Category: Press Release

New details on the upcoming visit of The Duke and Duchess of Sussex to Ireland

New details on the upcoming visit of The Duke and Duchess of Sussex to Ireland

Their Royal Highnesses are due to visit the country on July 10 and July 11 at the request of Her Majesy’s Government.

Their Royal Highnesses The Duke and Duchess of Sussex will visit Ireland from Tuesday 10th July to Wednesday 11th July. This visit is at the request of Her Majesty’s Government.

Over the course of the trip, Their Royal Highnesses will meet the people of Dublin and will visit organisations which are central to Irish life. This will include a Gaelic sports festival at Croke Park, the home of the Gaelic Athletic Association. The Duke and Duchess will also attend a summer garden party at the British Ambassador’s residence, where they will meet people from across Ireland’s arts, sports, military and social enterprise sectors.

During their visit to Dublin, Their Royal Highnesses will learn about Ireland’s culture and heritage, including a visit to Trinity College, where they will see the Book of Kells, one of Ireland’s greatest cultural treasures. The Duke and Duchess will also have a moment for reflection at the Famine Memorial, before visiting EPIC, the Irish Emigration Museum, telling the story of the 10 million Irish people who have emigrated across the world.

Their Royal Highnesses will also learn more about the bright future of Ireland during their time in Dublin, with a visit to DogPatch Labs, a co-working space for technology start-ups. Here, The Duke and Duchess will meet children and young people taking part in free coding workshops, and will also have the opportunity to talk to female tech entrepreneurs.

The programme will include official meetings with The President of Ireland, Michael Higgins, and with The Taoiseach, Leo Varadkar.

Source: The Royal Family

HRH The Duchess of Sussex receives her own Coat of Arms

Upon her marriage to Prince Harry, The Duke of Sussex, The Duchess has received a Coat of Arms, with many symbols representing her native California. He Coat of Arms will now be joined with the one of her husband.
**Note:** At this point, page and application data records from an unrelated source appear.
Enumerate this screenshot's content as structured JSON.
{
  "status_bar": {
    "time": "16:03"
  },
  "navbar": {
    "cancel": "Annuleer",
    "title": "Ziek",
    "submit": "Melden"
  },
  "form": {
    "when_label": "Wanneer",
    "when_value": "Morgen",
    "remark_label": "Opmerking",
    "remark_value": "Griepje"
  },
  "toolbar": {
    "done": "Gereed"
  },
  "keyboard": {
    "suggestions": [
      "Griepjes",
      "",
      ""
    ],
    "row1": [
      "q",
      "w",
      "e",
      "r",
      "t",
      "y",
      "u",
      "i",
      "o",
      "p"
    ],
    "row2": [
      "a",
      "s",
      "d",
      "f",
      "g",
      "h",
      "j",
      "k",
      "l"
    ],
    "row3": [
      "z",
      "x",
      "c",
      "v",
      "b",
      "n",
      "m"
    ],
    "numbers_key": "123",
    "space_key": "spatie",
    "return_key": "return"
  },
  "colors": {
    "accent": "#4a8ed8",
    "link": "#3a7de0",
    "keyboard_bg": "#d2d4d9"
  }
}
A Coat of Arms has been created for The Duchess of Sussex. The design of the Arms was agreed and approved by Her Majesty The Queen and Mr. Thomas Woodcock (Garter King of Arms and Senior Herald in England), who is based at the College of Arms in London.

Her Royal Highness worked closely with the College of Arms throughout the design process to create a Coat of Arms that was both personal and representative.

The blue background of the shield represents the Pacific Ocean off the California coast, while the two golden rays across the shield are symbolic of the sunshine of The Duchess’s home state. The three quills represent communication and the power of words.

Beneath the shield on the grass sits a collection of golden poppies, California’s state flower, and wintersweet, which grows at Kensington Palace.
It is customary for Supporters of the shield to be assigned to Members of the Royal Family, and for wives of Members of the Royal Family to have one of their husband’s Supporters and one relating to themselves. The Supporter relating to The Duchess of Sussex is a songbird with wings elevated as if flying and an open beak, which with the quill represents the power of communication.

A Coronet has also been assigned to The Duchess of Sussex. It is the Coronet laid down by a Royal Warrant of 1917 for the sons and daughters of the Heir Apparent. It is composed of two crosses patée, four fleurs-de-lys and two strawberry leaves.

The arms of a married woman are shown with those of her husband and the technical term is that they are impaled, meaning placed side by side in the same shield.

Mr. Thomas Woodcock, Garter King of Arms said: “The Duchess of Sussex took a great interest in the design. Good heraldic design is nearly always simple and the Arms of The Duchess of Sussex stand well beside the historic beauty of the quartered British Royal Arms. Heraldry as a means of identification has flourished in Europe for almost nine hundred years and is associated with both individual people and great corporate bodies such as Cities, Universities and for instance the Livery Companies in the City of London. ”